**DATA:**

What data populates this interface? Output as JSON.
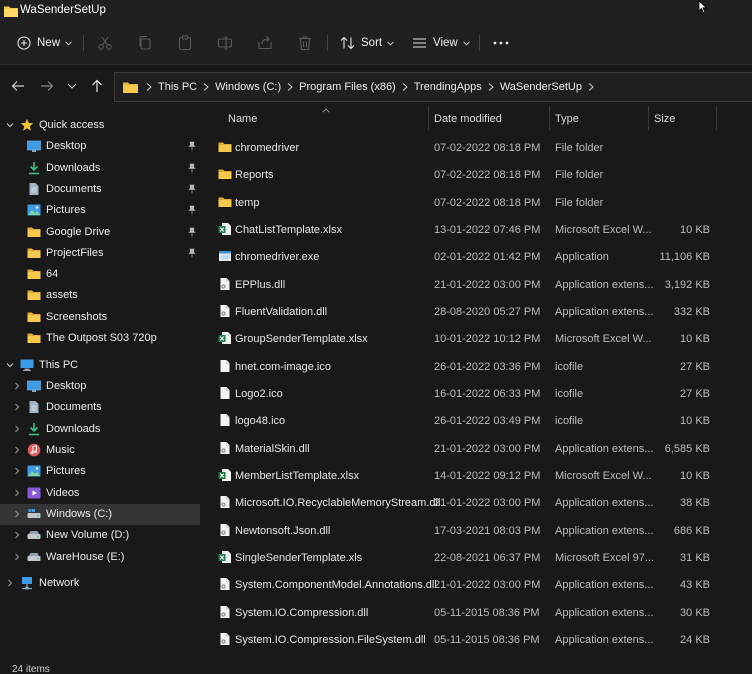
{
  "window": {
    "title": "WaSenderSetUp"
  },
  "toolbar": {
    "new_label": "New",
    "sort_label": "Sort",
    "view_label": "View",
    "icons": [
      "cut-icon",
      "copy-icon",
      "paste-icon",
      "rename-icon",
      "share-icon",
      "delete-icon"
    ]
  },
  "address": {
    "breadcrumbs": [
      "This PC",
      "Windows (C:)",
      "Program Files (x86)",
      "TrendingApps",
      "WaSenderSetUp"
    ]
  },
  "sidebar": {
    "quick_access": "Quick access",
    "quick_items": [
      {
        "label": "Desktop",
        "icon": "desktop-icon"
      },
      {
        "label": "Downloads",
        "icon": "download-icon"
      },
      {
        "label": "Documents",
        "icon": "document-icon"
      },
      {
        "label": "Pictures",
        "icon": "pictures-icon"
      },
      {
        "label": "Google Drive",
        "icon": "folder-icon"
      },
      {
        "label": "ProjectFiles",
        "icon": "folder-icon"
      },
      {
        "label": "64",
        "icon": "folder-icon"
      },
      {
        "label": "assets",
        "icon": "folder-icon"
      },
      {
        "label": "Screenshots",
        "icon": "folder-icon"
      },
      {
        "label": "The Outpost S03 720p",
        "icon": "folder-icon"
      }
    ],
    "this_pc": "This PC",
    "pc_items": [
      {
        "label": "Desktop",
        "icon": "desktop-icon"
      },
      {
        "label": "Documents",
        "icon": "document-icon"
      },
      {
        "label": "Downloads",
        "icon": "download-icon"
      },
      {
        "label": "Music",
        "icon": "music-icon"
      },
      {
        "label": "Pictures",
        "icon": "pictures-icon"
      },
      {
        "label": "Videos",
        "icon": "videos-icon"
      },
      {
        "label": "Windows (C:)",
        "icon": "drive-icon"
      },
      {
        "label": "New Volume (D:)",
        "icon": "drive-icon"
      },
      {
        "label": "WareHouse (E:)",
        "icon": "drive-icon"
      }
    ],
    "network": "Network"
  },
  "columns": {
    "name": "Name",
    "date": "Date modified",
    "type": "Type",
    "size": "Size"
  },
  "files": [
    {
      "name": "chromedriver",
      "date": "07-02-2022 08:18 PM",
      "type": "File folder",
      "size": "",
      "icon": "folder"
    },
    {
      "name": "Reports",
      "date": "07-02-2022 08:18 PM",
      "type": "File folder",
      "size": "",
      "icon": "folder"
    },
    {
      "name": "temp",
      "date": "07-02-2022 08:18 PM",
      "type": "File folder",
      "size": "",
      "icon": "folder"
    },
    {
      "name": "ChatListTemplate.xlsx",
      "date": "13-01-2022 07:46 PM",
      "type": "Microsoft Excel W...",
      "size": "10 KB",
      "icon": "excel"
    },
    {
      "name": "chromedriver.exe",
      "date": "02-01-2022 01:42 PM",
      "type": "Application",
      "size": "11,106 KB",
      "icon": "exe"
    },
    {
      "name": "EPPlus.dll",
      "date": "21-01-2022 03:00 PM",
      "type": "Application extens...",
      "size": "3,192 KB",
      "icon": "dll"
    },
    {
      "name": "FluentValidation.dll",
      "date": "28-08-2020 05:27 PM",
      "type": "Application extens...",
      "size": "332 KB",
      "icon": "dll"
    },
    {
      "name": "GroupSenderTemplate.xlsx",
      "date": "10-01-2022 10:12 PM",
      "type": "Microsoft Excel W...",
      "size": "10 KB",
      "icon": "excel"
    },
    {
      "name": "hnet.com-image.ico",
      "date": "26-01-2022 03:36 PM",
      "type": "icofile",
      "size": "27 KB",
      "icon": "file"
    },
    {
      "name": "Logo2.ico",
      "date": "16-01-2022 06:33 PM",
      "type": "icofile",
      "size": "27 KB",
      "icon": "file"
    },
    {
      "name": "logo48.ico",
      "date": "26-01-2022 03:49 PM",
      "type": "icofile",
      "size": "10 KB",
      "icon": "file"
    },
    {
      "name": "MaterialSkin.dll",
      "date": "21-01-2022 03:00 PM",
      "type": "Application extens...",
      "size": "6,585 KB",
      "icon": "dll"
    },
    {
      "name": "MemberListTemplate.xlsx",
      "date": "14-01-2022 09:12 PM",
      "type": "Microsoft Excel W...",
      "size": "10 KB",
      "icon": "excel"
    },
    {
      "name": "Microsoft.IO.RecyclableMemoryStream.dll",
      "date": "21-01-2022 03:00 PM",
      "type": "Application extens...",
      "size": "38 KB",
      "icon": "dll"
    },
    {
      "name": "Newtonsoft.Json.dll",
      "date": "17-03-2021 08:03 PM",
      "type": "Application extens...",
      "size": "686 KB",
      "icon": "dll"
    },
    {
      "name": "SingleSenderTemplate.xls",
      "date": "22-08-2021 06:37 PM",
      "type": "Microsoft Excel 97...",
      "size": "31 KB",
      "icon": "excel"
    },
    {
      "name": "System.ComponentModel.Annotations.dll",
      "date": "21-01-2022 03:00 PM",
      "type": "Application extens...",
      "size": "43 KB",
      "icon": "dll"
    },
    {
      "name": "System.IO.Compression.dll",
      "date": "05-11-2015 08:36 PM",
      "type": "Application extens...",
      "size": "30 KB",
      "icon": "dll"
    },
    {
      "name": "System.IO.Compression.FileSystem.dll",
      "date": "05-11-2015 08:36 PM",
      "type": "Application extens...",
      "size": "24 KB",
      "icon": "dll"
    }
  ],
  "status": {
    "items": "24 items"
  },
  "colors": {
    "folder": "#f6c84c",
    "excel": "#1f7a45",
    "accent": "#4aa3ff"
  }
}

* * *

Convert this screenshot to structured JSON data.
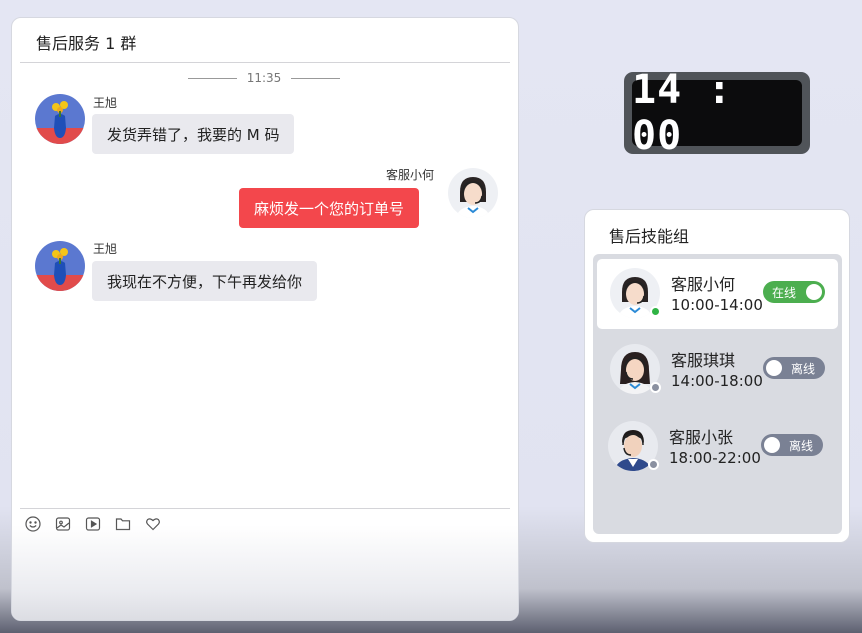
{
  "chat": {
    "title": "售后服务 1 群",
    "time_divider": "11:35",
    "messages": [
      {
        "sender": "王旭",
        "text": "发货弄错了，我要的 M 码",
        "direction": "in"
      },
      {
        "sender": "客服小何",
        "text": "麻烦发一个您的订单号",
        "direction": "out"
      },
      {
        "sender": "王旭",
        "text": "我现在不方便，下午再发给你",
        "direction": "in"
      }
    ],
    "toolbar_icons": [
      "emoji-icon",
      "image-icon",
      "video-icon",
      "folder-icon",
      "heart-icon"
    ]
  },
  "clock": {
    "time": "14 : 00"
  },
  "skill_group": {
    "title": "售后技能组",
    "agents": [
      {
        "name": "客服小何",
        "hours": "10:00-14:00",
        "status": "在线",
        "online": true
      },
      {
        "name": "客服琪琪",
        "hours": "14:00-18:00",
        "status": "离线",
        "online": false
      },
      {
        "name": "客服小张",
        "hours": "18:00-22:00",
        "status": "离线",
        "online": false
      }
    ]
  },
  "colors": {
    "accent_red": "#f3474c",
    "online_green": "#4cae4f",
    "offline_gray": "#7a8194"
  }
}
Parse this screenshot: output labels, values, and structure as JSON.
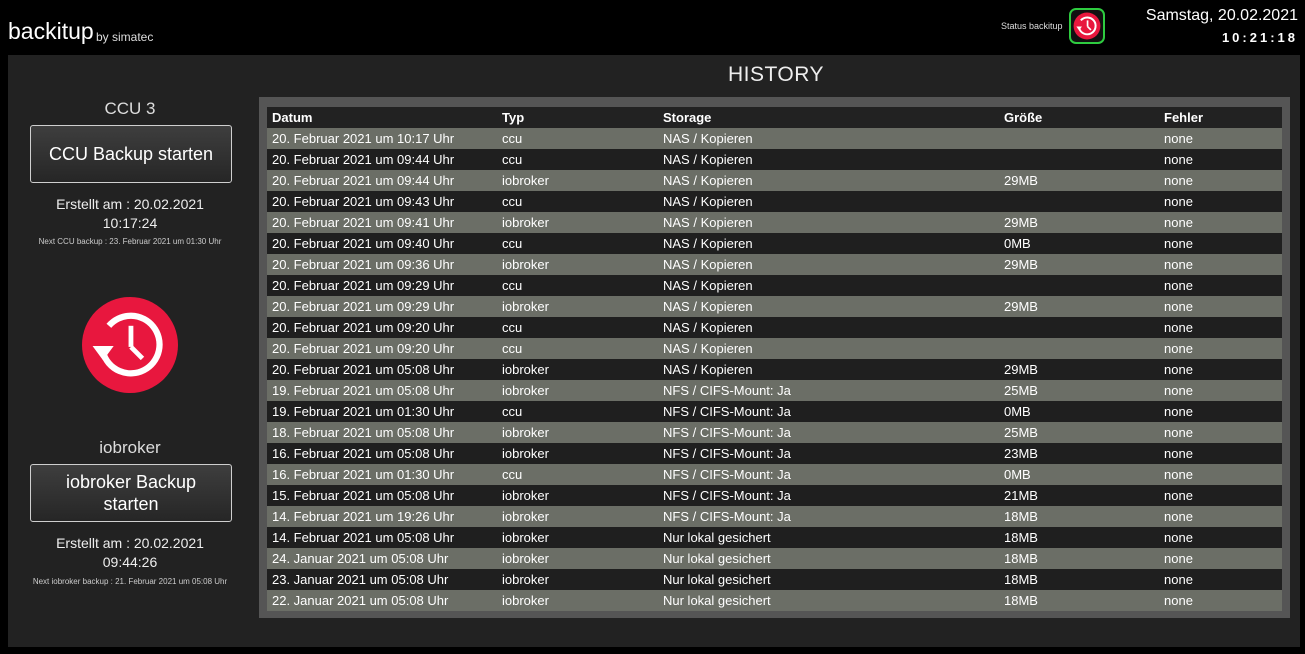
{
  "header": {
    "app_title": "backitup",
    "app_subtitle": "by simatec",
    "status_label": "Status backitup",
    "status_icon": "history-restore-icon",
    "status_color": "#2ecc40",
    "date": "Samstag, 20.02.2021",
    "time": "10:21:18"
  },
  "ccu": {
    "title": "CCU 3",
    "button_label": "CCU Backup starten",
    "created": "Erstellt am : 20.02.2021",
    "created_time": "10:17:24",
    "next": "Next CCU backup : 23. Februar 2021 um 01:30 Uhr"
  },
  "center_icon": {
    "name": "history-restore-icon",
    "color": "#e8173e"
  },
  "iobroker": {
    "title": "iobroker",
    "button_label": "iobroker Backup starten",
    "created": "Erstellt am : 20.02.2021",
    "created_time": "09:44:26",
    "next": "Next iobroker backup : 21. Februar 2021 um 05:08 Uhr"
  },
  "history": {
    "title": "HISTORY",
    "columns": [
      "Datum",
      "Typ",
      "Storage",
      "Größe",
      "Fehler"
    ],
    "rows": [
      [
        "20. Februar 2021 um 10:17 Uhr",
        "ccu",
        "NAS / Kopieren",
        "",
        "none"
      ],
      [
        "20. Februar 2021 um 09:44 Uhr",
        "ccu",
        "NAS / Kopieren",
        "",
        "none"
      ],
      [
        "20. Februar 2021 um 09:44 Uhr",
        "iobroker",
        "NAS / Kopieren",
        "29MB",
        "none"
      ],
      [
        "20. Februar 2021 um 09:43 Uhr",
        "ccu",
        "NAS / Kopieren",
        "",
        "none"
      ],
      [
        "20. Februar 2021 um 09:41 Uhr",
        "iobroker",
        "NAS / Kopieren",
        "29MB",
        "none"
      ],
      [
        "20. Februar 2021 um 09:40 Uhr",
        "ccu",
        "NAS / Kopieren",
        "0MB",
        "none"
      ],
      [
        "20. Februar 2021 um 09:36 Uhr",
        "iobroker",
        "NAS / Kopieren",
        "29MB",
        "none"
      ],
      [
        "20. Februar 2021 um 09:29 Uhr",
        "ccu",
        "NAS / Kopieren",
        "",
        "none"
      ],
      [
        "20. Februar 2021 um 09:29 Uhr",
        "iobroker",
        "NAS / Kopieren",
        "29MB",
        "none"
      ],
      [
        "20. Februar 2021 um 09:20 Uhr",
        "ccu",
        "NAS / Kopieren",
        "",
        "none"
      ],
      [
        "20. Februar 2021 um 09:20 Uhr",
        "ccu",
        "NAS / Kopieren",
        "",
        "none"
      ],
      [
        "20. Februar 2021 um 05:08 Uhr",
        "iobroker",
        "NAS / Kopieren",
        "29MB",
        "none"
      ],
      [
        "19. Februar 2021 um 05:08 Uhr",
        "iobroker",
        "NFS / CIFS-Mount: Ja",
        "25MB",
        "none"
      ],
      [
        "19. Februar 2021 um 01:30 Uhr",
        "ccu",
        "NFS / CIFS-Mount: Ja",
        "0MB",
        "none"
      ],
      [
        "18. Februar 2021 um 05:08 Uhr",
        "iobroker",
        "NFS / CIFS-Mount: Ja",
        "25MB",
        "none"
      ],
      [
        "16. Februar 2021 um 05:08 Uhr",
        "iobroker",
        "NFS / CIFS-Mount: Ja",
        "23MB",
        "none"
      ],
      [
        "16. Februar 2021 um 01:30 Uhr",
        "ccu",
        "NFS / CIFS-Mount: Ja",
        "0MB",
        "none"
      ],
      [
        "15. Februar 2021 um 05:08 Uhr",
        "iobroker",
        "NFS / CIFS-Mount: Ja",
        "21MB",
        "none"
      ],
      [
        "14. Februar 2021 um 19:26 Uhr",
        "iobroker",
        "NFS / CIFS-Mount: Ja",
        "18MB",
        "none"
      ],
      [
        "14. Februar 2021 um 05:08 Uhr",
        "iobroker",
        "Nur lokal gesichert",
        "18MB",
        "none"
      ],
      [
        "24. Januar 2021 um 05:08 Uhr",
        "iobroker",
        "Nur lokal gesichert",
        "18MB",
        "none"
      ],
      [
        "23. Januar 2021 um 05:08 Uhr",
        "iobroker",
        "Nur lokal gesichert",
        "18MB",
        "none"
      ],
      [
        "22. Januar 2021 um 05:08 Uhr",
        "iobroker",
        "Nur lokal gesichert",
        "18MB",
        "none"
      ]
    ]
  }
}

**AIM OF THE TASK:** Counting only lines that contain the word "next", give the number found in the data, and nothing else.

**TASK OUTPUT:** 2